Salvador Nasralla is quick to point out that some kind of foul play has to be involved and calls his followers to start taking the issue to the street to make their discontent heard. When the following projections show Nasralla’s lead melting like snow in the sun, the demonstrations grow violent and soon Hernández is publicly accused of manipulation. The police had to intervene, and it did so vigorously.
The beginning of December sees the riots on the streets becoming more violent by the day. Many have been calling for the president to step down and the opposition accused him of acting like a dictator clinging to his power. A curfew was issued by the government – an attempt to control an already uncontrollable situation.
The final results read the unsurprising victory of Hernández. The turn-out could be explained by the fact that the votes counted last are mainly coming from the rural areas. Computer glitches were also reported, both throughout the election day and the aftermath. The opposition is adamant on uncovering manipulation, though, and the votes are re-counted, without bringing a change to the results.
Before the elections, Hernández has already estranged himself from the population. His government acts more oppressive than ever before. His participation in the elections as a candidate is only possible because of a law changed by the highest court in Honduras. That the judges Hernández himself had appointed in the first place were behind the changes, is exacerbating the situation further.
Instead of achieving a more stable political situation, Hernández now has to face a political crisis on top of the economic problems the second-poorest country in Central America is struggling with.
Honduras has a high unemployment rate, and the economy is weak; this is partly because the majority of its export sector is dependent on the United States.
Concerns are now expressed that the unstable political situation will scare off any potential investors that are needed desperately to keep the country on its path out of poverty.

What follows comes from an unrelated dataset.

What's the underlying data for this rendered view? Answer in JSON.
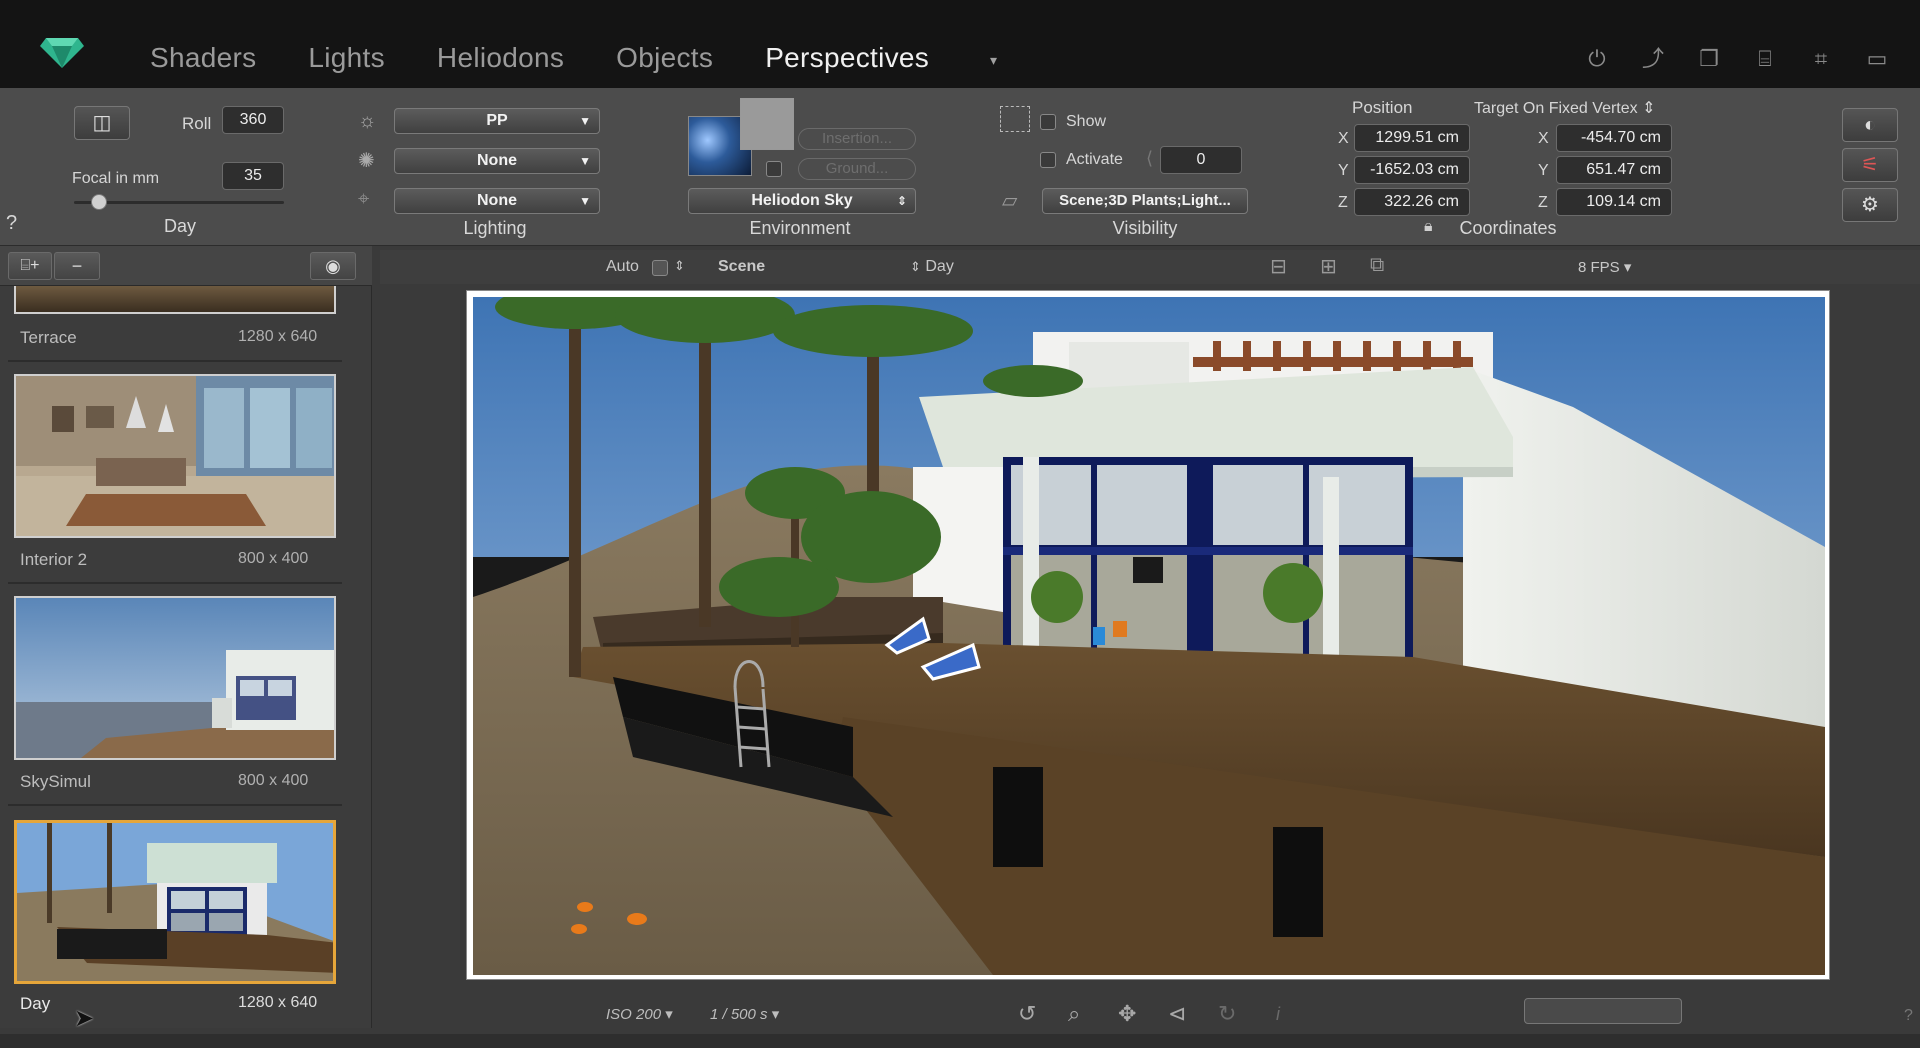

The situation looks bleak at the moment, however: After the results have been presented, the winner was Hernández. Many countries, among them also the US, have accepted the results, much to the anger of the opposition. Thousands have taken to the streets again to express their frustration. Thirty people have died and over a hundred detained with the families fearing that none of them will face justice, but arbitrariness.